A complete answer includes every line below with the word "display".
# # # # #
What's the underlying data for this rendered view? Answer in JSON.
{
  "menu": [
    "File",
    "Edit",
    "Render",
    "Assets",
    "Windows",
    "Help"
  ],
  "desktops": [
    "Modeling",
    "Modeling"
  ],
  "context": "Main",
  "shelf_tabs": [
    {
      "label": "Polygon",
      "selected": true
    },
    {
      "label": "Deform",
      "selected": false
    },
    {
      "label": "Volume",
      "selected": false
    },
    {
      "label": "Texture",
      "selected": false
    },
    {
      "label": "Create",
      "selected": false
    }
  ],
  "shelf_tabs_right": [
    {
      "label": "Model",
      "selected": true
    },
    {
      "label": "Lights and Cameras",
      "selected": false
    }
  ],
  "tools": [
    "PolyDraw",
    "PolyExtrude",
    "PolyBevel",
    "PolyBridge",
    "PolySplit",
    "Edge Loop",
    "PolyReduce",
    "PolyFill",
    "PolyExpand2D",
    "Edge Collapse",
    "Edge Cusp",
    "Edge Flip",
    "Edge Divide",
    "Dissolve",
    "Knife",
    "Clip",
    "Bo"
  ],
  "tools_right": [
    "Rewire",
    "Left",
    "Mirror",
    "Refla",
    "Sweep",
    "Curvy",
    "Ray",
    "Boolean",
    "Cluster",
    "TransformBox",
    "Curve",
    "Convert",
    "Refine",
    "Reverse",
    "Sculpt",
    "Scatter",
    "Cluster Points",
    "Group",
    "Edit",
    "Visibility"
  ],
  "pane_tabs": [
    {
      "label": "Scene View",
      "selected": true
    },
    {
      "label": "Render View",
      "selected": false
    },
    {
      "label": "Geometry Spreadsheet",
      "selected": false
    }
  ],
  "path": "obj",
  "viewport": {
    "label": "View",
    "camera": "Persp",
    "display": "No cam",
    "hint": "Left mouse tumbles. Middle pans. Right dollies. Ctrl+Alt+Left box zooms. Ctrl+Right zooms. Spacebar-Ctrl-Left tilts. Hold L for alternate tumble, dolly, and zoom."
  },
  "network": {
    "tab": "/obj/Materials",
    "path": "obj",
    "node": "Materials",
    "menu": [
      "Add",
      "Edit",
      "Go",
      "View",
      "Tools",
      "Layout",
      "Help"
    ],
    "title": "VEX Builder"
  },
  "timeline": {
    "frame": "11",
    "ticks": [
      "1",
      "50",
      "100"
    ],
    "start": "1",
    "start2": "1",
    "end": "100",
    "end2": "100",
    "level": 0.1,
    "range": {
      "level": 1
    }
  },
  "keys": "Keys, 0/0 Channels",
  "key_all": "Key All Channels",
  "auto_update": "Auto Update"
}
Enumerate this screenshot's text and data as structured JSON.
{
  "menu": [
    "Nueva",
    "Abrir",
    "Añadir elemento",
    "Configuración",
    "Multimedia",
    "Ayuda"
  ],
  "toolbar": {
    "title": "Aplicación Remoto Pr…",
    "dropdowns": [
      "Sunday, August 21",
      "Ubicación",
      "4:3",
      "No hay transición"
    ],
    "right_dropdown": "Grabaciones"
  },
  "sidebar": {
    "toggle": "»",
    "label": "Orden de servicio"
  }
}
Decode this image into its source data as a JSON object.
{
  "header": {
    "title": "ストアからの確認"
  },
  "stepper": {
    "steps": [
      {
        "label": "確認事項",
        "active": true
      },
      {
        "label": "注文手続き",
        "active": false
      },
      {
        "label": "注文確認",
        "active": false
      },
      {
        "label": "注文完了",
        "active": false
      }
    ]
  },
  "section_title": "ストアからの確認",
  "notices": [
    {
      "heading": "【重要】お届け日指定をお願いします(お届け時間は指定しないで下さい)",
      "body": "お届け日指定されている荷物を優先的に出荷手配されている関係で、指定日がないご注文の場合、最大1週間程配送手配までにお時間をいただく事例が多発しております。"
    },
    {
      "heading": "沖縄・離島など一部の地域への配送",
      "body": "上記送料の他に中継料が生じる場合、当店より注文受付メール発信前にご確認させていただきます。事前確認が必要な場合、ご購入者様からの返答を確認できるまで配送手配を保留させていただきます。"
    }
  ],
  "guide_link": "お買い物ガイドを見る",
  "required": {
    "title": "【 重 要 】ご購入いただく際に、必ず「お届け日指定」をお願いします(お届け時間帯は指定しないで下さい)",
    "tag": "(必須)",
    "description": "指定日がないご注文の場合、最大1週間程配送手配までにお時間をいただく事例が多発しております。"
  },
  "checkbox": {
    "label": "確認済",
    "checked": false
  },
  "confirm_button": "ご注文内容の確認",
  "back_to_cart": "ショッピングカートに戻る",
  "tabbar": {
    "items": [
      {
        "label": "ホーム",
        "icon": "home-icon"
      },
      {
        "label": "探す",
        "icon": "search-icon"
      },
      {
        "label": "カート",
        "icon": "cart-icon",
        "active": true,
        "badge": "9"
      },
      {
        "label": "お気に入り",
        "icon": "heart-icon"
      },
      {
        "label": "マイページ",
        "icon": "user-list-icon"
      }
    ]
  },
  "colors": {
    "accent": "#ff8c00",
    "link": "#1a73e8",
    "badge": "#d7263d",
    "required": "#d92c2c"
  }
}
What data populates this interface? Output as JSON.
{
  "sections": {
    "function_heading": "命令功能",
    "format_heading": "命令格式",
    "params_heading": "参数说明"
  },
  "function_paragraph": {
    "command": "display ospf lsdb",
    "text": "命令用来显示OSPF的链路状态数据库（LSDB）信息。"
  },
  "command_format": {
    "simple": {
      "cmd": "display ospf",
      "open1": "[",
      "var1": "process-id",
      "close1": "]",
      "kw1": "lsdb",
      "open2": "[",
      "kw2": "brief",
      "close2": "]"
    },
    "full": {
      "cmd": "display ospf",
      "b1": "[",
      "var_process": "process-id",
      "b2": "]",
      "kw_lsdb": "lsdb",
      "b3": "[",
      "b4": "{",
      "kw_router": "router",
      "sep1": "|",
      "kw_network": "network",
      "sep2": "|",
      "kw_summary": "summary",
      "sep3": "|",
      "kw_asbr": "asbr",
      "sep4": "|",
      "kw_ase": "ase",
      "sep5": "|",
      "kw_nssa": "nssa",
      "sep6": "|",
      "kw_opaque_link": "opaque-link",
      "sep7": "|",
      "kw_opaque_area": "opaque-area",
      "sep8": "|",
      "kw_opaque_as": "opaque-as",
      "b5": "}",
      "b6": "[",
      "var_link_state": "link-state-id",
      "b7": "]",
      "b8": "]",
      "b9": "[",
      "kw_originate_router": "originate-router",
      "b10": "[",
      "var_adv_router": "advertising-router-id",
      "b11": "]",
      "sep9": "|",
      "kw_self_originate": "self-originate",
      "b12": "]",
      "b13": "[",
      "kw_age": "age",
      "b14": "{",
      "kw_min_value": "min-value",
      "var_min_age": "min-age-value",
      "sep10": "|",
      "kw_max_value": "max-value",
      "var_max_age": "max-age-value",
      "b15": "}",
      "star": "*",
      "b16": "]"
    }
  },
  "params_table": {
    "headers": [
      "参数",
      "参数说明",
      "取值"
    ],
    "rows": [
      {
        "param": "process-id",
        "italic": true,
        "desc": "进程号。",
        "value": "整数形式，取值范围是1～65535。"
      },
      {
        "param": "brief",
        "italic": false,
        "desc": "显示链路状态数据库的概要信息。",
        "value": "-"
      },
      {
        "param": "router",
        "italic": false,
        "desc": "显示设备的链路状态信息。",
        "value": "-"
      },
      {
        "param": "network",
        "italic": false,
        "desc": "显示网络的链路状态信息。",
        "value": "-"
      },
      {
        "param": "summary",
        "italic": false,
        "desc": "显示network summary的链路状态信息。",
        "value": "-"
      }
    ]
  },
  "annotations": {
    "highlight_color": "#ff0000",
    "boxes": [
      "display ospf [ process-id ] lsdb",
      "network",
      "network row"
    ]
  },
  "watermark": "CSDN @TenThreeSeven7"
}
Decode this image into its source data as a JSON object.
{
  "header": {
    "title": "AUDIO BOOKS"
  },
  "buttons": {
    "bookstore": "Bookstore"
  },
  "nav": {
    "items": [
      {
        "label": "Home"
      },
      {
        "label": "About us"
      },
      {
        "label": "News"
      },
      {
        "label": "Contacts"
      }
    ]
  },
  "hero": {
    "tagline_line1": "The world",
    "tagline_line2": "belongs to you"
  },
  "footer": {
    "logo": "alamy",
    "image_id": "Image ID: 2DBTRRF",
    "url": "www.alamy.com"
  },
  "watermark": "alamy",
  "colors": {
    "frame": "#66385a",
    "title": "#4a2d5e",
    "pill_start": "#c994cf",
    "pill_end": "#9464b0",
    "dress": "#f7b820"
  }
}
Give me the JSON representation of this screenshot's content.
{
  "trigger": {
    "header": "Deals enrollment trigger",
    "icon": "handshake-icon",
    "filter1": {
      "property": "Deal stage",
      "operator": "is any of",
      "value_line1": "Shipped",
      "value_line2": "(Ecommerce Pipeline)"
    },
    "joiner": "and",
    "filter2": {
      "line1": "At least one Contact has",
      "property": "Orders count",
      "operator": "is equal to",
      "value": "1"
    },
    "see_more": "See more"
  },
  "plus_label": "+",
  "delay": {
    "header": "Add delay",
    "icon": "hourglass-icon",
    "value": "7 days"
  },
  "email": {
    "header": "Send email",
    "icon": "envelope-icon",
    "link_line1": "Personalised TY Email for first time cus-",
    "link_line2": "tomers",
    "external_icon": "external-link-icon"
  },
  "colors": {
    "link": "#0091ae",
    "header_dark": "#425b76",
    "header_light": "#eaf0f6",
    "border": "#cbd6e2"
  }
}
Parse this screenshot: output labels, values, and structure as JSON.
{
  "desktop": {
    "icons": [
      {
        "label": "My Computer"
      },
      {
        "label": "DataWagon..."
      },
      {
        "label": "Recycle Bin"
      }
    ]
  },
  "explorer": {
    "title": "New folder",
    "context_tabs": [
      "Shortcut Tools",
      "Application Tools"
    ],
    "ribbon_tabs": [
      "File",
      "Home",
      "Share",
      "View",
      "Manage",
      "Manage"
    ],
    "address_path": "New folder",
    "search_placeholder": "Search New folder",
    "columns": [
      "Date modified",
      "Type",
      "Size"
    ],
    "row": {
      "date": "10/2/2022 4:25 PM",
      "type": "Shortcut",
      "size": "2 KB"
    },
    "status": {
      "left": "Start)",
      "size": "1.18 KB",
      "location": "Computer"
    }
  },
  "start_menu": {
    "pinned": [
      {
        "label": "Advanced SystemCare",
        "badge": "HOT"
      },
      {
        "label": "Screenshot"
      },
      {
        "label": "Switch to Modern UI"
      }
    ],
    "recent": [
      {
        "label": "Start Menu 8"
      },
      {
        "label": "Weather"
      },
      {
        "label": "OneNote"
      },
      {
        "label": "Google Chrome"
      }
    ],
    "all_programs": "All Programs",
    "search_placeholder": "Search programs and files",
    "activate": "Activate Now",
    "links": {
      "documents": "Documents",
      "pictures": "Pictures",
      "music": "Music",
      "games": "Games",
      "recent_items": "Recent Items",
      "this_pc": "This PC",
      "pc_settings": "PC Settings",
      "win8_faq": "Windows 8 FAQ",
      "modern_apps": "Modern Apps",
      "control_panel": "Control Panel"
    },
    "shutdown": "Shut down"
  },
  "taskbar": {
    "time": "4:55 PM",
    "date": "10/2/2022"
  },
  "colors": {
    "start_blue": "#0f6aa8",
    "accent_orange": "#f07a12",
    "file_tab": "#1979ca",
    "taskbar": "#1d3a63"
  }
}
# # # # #
§ Solved problem
    "display": "No cam",
    "command": "display ospf lsdb",
      "cmd": "display ospf",
      "cmd": "display ospf",
      "display ospf [ process-id ] lsdb",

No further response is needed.